There is a growing demand for data to track the changing state of biodiversity, such as trends in species’ populations. This Collaborative Fund project is undertaking the first global audit of biodiversity monitoring, identifying where the main gaps lie, both spatially and taxonomically, and assessing how they could most efficiently be filled. Outputs from this project will feed into work undertaken as part of agreements such as the Convention on Biological Diversity (CBD).
The following blog is written by Ian Burfield, Global Science Coordinator (Programmes), BirdLife International and Project Team Lead.
The project started in November 2017 and is progressing well. One of the first activities was an inception workshop to refine the scope of the audit, which was held at the David Attenborough Building and involved 13 different organisations and networks. In addition to the project partners (BirdLife International, RSPB, UNEP-WCMC, IUCN and the University of Cambridge: Department of Zoology, University of Cambridge: Centre for the Study of Existential Risk and ZSL), representatives from the following organisations also attended:
- DICE, University of Kent
- Group on Earth Observations Biodiversity Observation Network (GEO BON)
- Institute for Sustainability, Newcastle University
- Wetlands International
The workshop was successful in honing the focus of the project, which is to produce a near-comprehensive audit of schemes that are primarily designed to track changes in species abundance or occurrence over time. The workshop also helped to refine the process by which information on monitoring schemes and data would be collected. The project will identify these schemes by proactively searching the internet and scientific literature, and by conducting a questionnaire survey.
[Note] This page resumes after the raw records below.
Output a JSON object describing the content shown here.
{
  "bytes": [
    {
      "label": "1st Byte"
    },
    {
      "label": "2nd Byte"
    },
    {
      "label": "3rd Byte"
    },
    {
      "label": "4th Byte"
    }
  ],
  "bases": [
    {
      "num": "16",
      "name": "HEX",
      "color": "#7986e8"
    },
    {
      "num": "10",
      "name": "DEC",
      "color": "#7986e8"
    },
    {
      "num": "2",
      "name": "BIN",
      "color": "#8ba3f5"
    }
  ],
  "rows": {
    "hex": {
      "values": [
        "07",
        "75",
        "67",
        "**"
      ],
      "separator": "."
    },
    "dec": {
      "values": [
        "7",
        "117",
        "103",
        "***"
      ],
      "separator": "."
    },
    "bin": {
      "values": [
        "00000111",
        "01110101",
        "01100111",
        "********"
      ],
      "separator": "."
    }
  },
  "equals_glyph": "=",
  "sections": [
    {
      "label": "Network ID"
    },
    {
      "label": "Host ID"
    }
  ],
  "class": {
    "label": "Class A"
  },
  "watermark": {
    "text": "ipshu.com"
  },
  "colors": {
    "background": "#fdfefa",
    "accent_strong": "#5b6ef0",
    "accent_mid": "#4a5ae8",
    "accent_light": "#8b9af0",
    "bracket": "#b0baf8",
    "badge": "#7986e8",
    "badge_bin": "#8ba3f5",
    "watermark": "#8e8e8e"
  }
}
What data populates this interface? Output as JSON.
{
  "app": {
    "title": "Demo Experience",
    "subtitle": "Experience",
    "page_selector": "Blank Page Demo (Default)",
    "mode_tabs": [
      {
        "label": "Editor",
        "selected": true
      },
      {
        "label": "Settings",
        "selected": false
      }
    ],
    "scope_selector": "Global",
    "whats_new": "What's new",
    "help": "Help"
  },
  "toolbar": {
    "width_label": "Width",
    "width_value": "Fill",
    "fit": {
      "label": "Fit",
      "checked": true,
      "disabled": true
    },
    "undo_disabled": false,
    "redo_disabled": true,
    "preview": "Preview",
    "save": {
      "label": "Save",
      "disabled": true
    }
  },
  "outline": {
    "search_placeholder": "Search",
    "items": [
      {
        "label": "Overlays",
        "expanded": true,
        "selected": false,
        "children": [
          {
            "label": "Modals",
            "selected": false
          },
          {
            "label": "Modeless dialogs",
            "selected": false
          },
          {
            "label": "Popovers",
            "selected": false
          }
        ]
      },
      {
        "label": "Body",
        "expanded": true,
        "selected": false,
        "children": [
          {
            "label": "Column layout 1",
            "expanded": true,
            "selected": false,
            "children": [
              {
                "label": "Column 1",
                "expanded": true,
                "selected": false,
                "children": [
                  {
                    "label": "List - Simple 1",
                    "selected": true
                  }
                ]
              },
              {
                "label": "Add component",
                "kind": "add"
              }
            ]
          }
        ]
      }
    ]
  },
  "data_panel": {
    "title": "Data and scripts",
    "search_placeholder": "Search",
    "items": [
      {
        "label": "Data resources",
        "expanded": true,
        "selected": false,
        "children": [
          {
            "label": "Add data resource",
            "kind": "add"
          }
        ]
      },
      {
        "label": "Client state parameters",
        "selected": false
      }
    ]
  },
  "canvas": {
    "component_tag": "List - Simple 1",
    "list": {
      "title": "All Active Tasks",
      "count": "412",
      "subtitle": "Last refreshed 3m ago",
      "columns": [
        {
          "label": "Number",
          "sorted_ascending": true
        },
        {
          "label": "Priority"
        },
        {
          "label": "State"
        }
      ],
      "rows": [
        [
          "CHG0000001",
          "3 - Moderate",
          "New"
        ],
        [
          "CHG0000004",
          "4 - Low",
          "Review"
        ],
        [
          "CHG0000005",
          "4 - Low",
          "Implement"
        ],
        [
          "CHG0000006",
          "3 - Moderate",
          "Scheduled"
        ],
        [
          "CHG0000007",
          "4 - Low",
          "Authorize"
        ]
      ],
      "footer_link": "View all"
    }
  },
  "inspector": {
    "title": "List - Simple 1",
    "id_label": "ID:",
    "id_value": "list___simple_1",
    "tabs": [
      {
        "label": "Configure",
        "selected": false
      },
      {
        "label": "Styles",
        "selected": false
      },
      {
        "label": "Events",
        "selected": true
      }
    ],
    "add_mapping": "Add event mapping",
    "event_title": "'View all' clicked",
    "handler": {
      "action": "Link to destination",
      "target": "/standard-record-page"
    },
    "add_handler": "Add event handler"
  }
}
It will then ground-truth the representativeness of the results by conducting ‘deep dives’ into the biodiversity monitoring conducted by a sample of countries.
Workshop attendees also fed into the development of the project researcher job description (Biodiversity Monitoring Project Assistant). Following a competitive recruitment process in January 2018, Dr Caroline Moussy was appointed. Caro is based at BirdLife International, in the David Attenborough Building.
The life of a project researcher
Caro’s first few weeks involved familiarisation with project documentation and relevant scientific literature, and planning the work required. She then held in-depth bilateral discussions with each of the project team members and associated experts, to find out more about what they can offer to the project. She then elaborated a draft structure for the database of monitoring schemes, before trialling how long it took to detect relevant monitoring schemes via web searches. Crucially, this pilot determined how much time should be allocated to searching using different terms, based on the rate at which the detection of new schemes began to level off.
In March 2018, Caro, presented the project at two global teleconferences of the IUCN SSC Species Monitoring Specialist Group (chaired by PJ Stephenson, one of the project co-supervisors). She was able to answer their questions, take on board their feedback, and seek their support. Caro has also forged good links with colleagues at GEO BON.
The selection criteria for the monitoring schemes and the structure of the database have now been finalised, and the associated questionnaire form has been disseminated widely (https://www.surveymonkey.com/r/speciesmonitoring). The project team and wider network have asked the coordinators of known biodiversity monitoring schemes to populate the form and thereby the database. Once populated, the contents of the database will be verified and analysed.
A series of dedicated pages about the project can be viewed on the website of the Species Monitoring Specialist Group. These pages are attracting a lot of interest, thanks to their promotion via social media, with visitors from over 40 countries.
All of the project outputs will be available from the project page on the CCI website.